### THE DATA
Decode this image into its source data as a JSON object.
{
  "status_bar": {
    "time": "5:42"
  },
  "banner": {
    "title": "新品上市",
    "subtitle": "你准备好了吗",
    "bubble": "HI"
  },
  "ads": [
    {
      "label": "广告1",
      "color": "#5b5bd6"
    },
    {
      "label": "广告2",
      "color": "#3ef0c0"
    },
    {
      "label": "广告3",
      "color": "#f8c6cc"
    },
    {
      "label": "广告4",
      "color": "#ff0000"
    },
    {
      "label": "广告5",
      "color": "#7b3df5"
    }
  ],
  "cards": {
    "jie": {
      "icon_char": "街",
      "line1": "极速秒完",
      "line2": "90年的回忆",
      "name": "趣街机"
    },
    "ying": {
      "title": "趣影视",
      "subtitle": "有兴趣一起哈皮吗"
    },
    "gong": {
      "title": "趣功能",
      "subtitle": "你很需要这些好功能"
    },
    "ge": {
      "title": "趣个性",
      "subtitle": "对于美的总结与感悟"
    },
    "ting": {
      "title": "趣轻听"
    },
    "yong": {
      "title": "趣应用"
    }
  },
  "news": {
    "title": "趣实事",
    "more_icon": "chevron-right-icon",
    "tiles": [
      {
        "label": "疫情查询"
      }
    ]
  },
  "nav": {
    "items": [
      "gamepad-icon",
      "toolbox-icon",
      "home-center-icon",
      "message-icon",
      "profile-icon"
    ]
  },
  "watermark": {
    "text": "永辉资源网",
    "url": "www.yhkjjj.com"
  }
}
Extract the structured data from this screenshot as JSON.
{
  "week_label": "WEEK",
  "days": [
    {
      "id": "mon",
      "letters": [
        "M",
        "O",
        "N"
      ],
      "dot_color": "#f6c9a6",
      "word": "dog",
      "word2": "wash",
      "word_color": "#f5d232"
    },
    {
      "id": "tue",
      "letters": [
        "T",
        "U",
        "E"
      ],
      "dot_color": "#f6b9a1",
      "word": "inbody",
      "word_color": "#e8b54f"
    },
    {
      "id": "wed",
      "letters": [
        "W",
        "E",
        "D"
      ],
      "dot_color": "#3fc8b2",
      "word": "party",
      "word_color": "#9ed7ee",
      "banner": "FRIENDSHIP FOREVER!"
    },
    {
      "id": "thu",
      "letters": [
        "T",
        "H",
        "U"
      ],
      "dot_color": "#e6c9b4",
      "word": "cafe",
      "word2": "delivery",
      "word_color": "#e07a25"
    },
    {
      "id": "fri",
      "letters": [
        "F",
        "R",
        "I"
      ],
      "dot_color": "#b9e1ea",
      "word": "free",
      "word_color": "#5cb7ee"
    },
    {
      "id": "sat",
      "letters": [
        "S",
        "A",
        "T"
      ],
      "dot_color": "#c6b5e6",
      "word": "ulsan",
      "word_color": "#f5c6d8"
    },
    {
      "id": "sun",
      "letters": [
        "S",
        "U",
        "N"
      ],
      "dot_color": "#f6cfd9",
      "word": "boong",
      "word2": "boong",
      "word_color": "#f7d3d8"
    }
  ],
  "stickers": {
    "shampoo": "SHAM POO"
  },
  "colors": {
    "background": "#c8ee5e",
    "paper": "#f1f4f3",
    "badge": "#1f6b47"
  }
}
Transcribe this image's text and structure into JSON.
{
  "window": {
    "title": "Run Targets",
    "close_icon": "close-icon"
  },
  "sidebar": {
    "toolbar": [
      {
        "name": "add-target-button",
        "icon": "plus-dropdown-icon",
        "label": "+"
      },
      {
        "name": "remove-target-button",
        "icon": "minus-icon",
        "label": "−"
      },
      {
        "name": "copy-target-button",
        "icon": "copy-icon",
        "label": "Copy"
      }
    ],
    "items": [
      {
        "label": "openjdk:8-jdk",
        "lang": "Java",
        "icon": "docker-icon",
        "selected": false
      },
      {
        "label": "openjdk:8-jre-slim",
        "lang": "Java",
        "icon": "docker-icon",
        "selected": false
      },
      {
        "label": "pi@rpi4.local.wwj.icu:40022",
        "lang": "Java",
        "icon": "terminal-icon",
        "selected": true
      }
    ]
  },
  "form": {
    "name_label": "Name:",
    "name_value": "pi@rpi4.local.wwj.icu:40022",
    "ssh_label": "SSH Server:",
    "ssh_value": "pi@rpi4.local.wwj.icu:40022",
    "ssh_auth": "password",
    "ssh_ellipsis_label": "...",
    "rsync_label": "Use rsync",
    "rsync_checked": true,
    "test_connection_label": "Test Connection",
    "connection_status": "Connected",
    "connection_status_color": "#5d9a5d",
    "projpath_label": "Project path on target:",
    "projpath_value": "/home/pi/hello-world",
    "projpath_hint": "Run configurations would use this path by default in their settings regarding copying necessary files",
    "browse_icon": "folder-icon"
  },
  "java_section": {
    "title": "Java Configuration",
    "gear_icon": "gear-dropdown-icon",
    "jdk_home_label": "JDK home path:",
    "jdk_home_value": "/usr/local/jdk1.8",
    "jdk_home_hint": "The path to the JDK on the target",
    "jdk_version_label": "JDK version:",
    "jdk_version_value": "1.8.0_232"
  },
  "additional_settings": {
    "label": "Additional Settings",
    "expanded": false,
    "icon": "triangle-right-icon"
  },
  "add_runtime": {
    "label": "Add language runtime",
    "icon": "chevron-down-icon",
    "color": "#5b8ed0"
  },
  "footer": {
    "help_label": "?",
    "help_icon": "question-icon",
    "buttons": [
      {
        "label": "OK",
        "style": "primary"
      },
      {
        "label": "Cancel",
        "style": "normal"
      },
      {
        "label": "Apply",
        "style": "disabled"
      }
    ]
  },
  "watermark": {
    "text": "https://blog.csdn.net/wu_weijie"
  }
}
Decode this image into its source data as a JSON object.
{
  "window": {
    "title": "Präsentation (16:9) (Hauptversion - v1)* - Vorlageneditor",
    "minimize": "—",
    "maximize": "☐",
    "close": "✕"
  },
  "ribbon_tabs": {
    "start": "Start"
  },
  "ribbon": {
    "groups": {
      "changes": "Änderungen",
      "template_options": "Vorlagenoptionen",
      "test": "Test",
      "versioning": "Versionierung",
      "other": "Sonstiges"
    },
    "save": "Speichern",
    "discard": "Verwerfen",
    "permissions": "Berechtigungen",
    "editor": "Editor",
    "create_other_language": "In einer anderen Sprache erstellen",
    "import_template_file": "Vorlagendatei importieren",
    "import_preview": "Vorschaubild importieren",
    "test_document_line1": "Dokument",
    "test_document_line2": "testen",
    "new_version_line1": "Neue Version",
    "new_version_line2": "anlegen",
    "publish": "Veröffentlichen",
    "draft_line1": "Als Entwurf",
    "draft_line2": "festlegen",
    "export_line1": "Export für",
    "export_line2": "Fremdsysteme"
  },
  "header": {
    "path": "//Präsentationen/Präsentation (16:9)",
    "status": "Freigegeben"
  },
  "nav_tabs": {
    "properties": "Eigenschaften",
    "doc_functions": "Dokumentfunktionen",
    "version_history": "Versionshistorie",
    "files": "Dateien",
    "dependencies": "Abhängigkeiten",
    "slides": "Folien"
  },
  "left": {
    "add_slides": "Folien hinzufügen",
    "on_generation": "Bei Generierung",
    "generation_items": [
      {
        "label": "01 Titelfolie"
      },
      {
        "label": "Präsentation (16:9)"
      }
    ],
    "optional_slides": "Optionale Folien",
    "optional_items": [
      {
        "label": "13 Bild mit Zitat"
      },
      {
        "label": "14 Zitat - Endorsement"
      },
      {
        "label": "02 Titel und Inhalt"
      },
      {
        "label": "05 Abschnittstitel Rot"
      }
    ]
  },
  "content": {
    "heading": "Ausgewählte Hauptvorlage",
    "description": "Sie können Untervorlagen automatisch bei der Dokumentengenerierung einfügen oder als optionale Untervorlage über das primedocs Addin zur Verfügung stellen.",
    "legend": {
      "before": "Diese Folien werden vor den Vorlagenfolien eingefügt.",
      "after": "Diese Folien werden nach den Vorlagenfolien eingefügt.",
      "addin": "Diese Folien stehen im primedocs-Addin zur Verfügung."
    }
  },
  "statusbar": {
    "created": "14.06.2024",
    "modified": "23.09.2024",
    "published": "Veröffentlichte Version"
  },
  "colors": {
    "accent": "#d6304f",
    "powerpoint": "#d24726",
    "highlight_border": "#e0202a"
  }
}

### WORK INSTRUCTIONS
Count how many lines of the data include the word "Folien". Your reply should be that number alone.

### ANSWER BELOW
6